Lawfare editor explains why Ivanka’s defense of inauguration fraud isn’t really a defense at all
Ivanka and Donald Trump (NASA)

Lawfare editor Susan Hennessey explained in a Twitter thread that Ivanka Trump's assessment of the inauguration funding scandal isn't exactly correct.


Ms. Trump was deposed this week in an ongoing investigation into Donald Trump's possible misuse of funds in the inauguration. The D.C. attorney general believes the committee and the Trump Organization "abused more than $1 million raised by nonprofits" to hold events at the Trump hotel in 2017.

Thursday morning, Ms. Trump tweeted a copy of an email where she claimed that she told groups that they should get "a fair market rate," urging a group to "call and negotiate."

Hennessey explained that the email wasn't exactly a defense for the crimes being investigated by the attorney general.

"The crux of the corruption in question is why a hotel owned by the incoming president determined that the 'fair market rate' to stay there during his inauguration was so much higher than comparable hotels in DC," she tweeted.

She joked that perhaps the Trump hotel towels are just extra fluffy.

"Or maybe the president's family decided that the market would be willing to pay a little extra for the privilege of putting money directly into his pockets and reaping the rewards," said Hennessey.

According to a 2018 report, Ivanka Trump was the Trump Organization official who negotiated the price for the venue. There was another email from one of the inaugural planners, who wished to “express my concern” that the hotel was overcharging for its event spaces, worrying of what would happen “when this is audited.”

The fact that the Trump Inauguration Committee, the Trump Organization and the Trump Hotels were all doing business with each other was enough to pose serious ethical questions among those concerned about the emoluments clause in the Constitution and possible misuse of funds.

Manhattan Federal Prosecutors are also investigating.

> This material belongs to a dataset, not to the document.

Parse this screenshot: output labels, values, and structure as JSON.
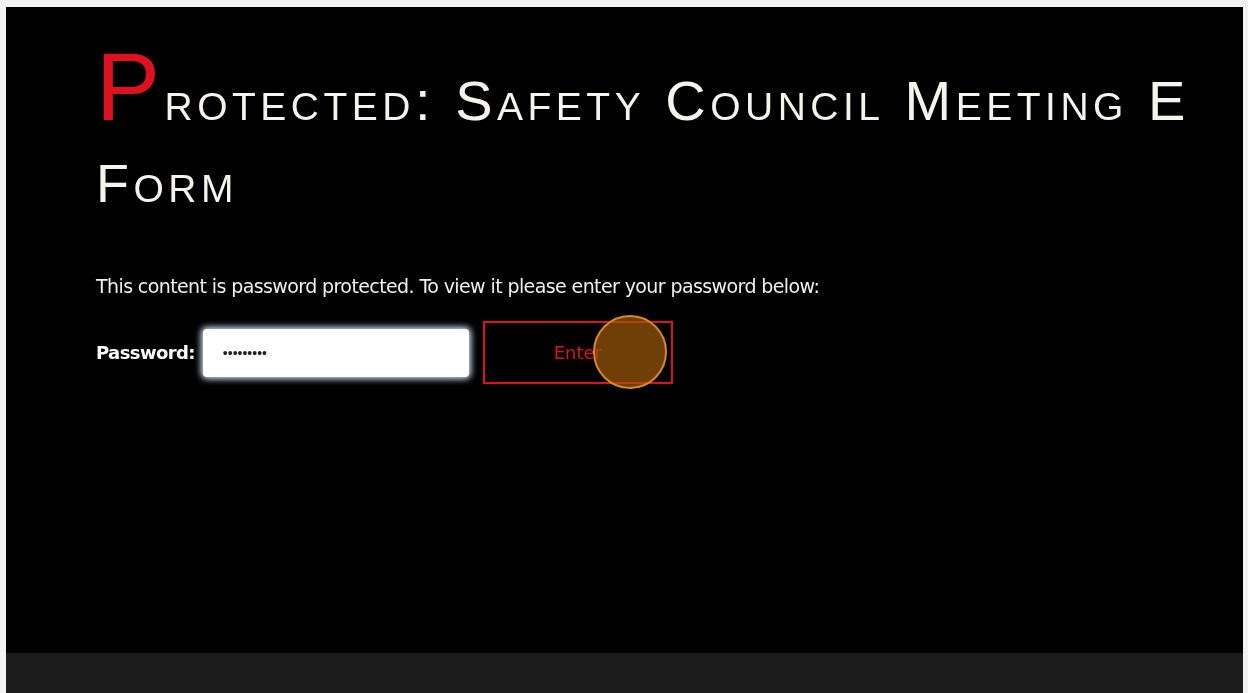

In Feb. 2019, they subpoenaed documents asking for details about how the committee raised and spent the money, CNBC reported.

In January of this year, one of the inaugural committee's major donors, Imaad Zuberi, was charged with "obstructing a federal investigation," for his refusal to turn over information about unlawful contributions to political committees by a foreign national, something that is prohibited under campaign finance laws.

After Trump is out of office on Jan. 20, 2021, the federal and D.C. "state" investigations are expected to continue, though President Donald Trump is pondering issuing a blanket pardon for his children, and son-in-law Jared Kushner.